A week in a row with rainy conditions is bad enough, but could you imagine being in a location where measurable rain has occurred hundreds of days in a row?
Cyclone Cook was a Category 1 cyclone earlier today but was this afternoon downgraded to an ex-cyclone. This is a technical change and the storm remains dangerous.
Reliable computer models are fine tuning their forecasts and the latest on where Cook may make landfall shifts it closer to Auckland and Coromandel Peninsula and sends even more rain over flood hit Bay of Plenty.
Cyclone Cook crossed New Caledonia last night as Severe Category 3 cyclone, today it's weakened to a Category 2 system and will continue to weaken as it tracks south.
But what exactly does "weaken" mean in this scenario? And why all the warnings of flooding if Cook is so small?
DETAILED UPDATE (Updated 4:23pm NZT) --- Severe Tropical Cyclone Cook has made landfall in New Caledonia as a Category 3 storm. It will cross New Caledonia tonight then it's on to New Zealand where a direct hit is looking increasingly possible around East Cape.
UPDATED 4:54pm --- Iconic New Zealand meteorologist Bob McDavitt says while Cook has some similarities to Bola, especially as it was forming, the latest data is suggesting it won't linger like Bola did - and that is better news for those in the North Island.
The second tropical cyclone in a week is heading directly towards New Zealand and while it will lose its technical cyclone status before arriving here on Thursday and Friday it’s going to bring more flooding rains to the North Island especially.
Severe Tropical Cyclone Cook is now a Category 3 storm and is approaching New Caledonia.
It's a bad forecast for the French island nation with both flooding rains, severe storm surge and damaging winds combining tonight as the cyclone makes brief landfall.
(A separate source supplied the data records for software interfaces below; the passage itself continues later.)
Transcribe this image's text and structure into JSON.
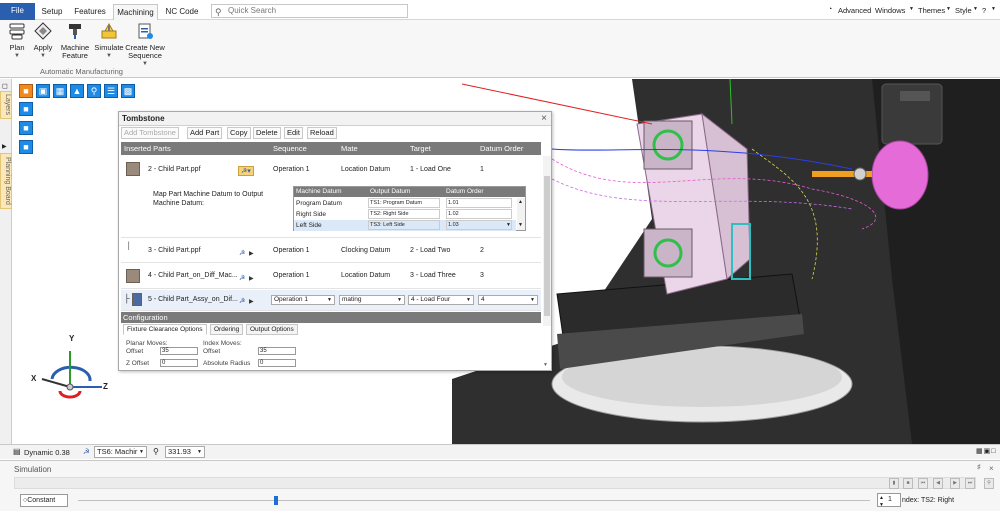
{
  "menubar": {
    "tabs": [
      "File",
      "Setup",
      "Features",
      "Machining",
      "NC Code"
    ],
    "active_tab": "Machining",
    "search_placeholder": "Quick Search",
    "right_items": [
      "Advanced",
      "Windows",
      "Themes",
      "Style"
    ]
  },
  "ribbon": {
    "buttons": [
      {
        "label": "Plan",
        "icon": "plan-icon"
      },
      {
        "label": "Apply",
        "icon": "apply-icon"
      },
      {
        "label": "Machine Feature",
        "icon": "machine-feature-icon"
      },
      {
        "label": "Simulate",
        "icon": "simulate-icon"
      },
      {
        "label": "Create New Sequence",
        "icon": "create-sequence-icon"
      }
    ],
    "group_label": "Automatic Manufacturing"
  },
  "left_tabs": [
    "Layers",
    "Planning Board"
  ],
  "tombstone": {
    "title": "Tombstone",
    "toolbar": [
      "Add Tombstone",
      "Add Part",
      "Copy",
      "Delete",
      "Edit",
      "Reload"
    ],
    "columns": [
      "Inserted Parts",
      "Sequence",
      "Mate",
      "Target",
      "Datum Order"
    ],
    "rows": [
      {
        "part": "2 - Child Part.ppf",
        "sequence": "Operation 1",
        "mate": "Location Datum",
        "target": "1 - Load One",
        "datum_order": "1"
      },
      {
        "part": "3 - Child Part.ppf",
        "sequence": "Operation 1",
        "mate": "Clocking Datum",
        "target": "2 - Load Two",
        "datum_order": "2"
      },
      {
        "part": "4 - Child Part_on_Diff_Mac...",
        "sequence": "Operation 1",
        "mate": "Location Datum",
        "target": "3 - Load Three",
        "datum_order": "3"
      },
      {
        "part": "5 - Child Part_Assy_on_Dif...",
        "sequence": "Operation 1",
        "mate": "mating",
        "target": "4 - Load Four",
        "datum_order": "4"
      }
    ],
    "map_label": "Map Part Machine Datum to Output Machine Datum:",
    "datum_table": {
      "columns": [
        "Machine Datum",
        "Output Datum",
        "Datum Order"
      ],
      "rows": [
        {
          "machine": "Program Datum",
          "output": "TS1: Program Datum",
          "order": "1.01"
        },
        {
          "machine": "Right Side",
          "output": "TS2: Right Side",
          "order": "1.02"
        },
        {
          "machine": "Left Side",
          "output": "TS3: Left Side",
          "order": "1.03"
        }
      ]
    },
    "configuration": {
      "title": "Configuration",
      "tabs": [
        "Fixture Clearance Options",
        "Ordering",
        "Output Options"
      ],
      "planar_moves": "Planar Moves:",
      "index_moves": "Index Moves:",
      "offset_label": "Offset",
      "planar_offset": "35",
      "index_offset": "35",
      "z_offset_label": "Z Offset",
      "z_offset": "0",
      "abs_radius_label": "Absolute Radius",
      "abs_radius": "0"
    }
  },
  "statusbar": {
    "dynamic": "Dynamic 0.38",
    "machine": "TS6: Machir",
    "value": "331.93"
  },
  "simulation": {
    "title": "Simulation",
    "mode": "Constant",
    "slider_value": 0.25,
    "spinner_value": "1",
    "index_label": "ndex: TS2: Right"
  },
  "axes": {
    "x": "X",
    "y": "Y",
    "z": "Z"
  },
  "colors": {
    "accent": "#2a5fb0",
    "toolbar_icon": "#1e8be6",
    "machine_body": "#2e2e2e",
    "spindle": "#e56bd8"
  }
}
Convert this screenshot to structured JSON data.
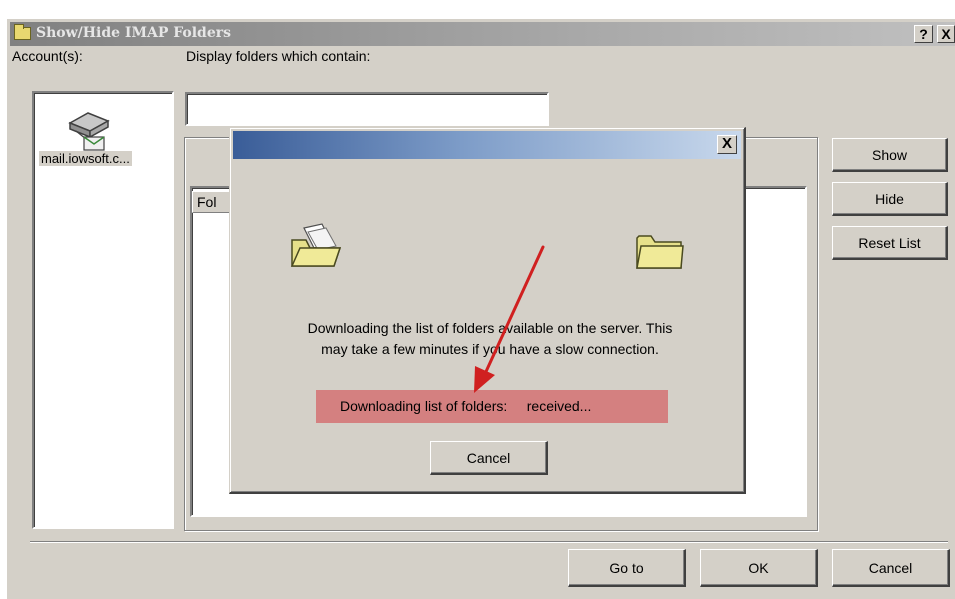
{
  "window": {
    "title": "Show/Hide IMAP Folders",
    "help_label": "?",
    "close_label": "X"
  },
  "accounts": {
    "label": "Account(s):",
    "items": [
      {
        "name": "mail.iowsoft.c..."
      }
    ]
  },
  "filter": {
    "label": "Display folders which contain:",
    "value": ""
  },
  "folder_list": {
    "column_header": "Fol"
  },
  "side_buttons": {
    "show": "Show",
    "hide": "Hide",
    "reset": "Reset List"
  },
  "bottom_buttons": {
    "goto": "Go to",
    "ok": "OK",
    "cancel": "Cancel"
  },
  "progress_dialog": {
    "close_label": "X",
    "message_line1": "Downloading the list of folders available on the server. This",
    "message_line2": "may take a few minutes if you have a slow connection.",
    "status_text": "Downloading list of folders:     received...",
    "cancel_label": "Cancel"
  },
  "colors": {
    "dialog_bg": "#d4d0c8",
    "popup_title_start": "#3a5d98",
    "status_highlight": "#d48080",
    "annotation_arrow": "#d02020"
  },
  "icons": {
    "title": "folder-icon",
    "account": "mail-server-icon",
    "popup_left": "open-folder-with-document-icon",
    "popup_right": "folder-icon"
  }
}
By Tuesday evening Cook will be drifting south to south east away from New Caledonia and slowly towards New Zealand.